Having trouble viewing this email? Click here to view newsletter online. + SUBSCRIBE

PETERSON | Law

Osler “Pete” Peterson

617-969-1500 – Newton

February 2019

Attorney Photo

Gentle Enough for Babies’ Bottoms?

Last month we told you about a new report on the worst corporate conduct in 2018. Based on breaking news from Reuters, the New York Times and others, we may have our first “worst conduct” nominee for 2019. Internal documents uncovered in lawsuits against healthcare giant Johnson & Johnson indicate that the company knew for years that its iconic Baby Powder might be tainted with traces of cancer-causing asbestos. The company adamantly denies any link between its talc-based products and cancer, but nearly 12,000 lawsuits allege otherwise. Here’s what you should know about this troubling story.

New Report Says Baby Powder Giant Knew of Cancer Risk
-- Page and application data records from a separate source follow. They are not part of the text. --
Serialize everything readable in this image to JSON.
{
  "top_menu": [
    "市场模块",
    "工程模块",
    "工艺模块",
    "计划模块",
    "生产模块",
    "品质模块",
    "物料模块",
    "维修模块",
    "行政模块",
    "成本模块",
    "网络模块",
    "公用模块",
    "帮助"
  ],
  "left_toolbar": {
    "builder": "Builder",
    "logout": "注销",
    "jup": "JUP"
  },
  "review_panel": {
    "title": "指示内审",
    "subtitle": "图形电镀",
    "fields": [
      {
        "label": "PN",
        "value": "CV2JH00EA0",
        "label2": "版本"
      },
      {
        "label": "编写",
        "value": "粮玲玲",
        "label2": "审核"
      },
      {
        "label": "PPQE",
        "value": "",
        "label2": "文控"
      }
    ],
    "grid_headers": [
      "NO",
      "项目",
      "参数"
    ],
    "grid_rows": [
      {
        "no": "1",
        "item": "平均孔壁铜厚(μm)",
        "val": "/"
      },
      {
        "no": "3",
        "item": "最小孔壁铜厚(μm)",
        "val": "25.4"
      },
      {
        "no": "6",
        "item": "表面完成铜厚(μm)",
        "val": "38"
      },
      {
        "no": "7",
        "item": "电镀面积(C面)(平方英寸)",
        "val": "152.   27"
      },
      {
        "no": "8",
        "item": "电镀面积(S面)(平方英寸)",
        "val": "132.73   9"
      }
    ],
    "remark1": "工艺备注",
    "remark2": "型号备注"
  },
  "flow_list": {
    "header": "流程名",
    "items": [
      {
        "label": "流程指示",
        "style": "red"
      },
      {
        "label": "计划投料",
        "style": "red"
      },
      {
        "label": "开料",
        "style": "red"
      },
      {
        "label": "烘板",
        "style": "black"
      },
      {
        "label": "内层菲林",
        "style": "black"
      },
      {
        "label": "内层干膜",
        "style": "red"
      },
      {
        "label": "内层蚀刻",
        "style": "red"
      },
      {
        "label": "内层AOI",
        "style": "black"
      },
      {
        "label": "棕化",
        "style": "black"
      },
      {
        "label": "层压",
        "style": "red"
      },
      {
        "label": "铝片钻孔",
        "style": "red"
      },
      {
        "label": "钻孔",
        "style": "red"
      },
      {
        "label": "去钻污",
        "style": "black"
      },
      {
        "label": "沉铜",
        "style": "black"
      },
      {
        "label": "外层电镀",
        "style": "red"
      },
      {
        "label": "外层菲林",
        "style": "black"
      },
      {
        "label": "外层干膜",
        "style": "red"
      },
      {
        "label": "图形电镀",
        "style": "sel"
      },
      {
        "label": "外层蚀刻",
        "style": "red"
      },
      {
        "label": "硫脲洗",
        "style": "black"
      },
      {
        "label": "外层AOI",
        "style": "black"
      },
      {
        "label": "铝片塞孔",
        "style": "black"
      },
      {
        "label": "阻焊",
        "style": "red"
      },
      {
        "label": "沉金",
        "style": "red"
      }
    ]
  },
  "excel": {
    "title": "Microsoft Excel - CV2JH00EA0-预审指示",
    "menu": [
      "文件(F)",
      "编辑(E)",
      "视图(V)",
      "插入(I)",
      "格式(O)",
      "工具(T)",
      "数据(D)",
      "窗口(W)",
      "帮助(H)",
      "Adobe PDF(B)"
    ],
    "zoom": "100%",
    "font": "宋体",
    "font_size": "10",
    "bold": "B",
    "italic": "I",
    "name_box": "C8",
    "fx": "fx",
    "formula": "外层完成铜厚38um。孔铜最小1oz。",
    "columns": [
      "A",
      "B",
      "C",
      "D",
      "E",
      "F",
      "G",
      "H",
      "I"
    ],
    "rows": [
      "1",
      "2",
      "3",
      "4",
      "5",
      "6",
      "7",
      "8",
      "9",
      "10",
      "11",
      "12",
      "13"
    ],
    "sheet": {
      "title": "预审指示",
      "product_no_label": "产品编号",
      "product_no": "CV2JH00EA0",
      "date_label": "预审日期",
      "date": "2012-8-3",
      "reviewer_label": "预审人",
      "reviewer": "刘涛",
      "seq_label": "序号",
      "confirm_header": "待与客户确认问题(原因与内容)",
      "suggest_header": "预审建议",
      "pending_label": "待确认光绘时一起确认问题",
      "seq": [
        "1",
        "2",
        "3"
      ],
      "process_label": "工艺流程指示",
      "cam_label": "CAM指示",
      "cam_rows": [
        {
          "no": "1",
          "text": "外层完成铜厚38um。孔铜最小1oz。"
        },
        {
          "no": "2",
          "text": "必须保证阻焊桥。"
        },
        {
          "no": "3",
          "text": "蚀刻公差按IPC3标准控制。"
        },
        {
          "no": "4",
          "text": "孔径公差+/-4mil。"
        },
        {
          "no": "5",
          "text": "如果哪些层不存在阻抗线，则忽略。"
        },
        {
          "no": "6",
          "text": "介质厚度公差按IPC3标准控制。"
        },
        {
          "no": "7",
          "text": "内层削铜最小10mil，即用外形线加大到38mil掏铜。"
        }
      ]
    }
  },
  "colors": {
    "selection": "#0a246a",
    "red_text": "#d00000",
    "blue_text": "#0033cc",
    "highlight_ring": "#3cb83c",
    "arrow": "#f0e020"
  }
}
Talc Danger
The fragrance of baby powder is distinct and comforting. It conjures images of newborn babies or toweling off after a warm shower. But the reality isn’t quite so idyllic for thousands of Americans who claim that trace amounts of asbestos in talc caused their cancer. Now a new investigation by Reuters argues that Johnson & Johnson, the world’s largest manufacturer of talc-based baby powder, may have known – and covered up – the cancer-causing risk of its iconic product for decades.

BY THE NUMBERS

12,000

Nearly 12,000 women suffering from mesothelioma and cervical cancer allege in lawsuits that Johnson & Johnson talc products caused their illnesses.

VIDEO BOOKMARK

Baby Powder Tainted by Asbestos, Says Report

Reuters reporter Lisa Girion tells MSNBC how Johnson & Johnson kept concerns about its baby powder secret for decades.

THE DOCKET

TALC SUBSTITUTES

Looking for safe alternatives to talc baby powder and shower products? Here are five options from Mother Nature Network.

You Should Know is a copyrighted publication of Voice2News, LLC, and is made possible by the attorney shown above. This newsletter is intended for the interest of past and present clients and other friends of this lawyer. It is not intended as a substitute for specific legal advice. If you no longer wish to receive these emails, click here to unsubscribe from this newsletter, and your request will be honored immediately. You may also submit your request in writing to: Steven L. Miller, Editor, 4907 Woodland Ave., Des Moines, IA 50312. Be sure to include your email address.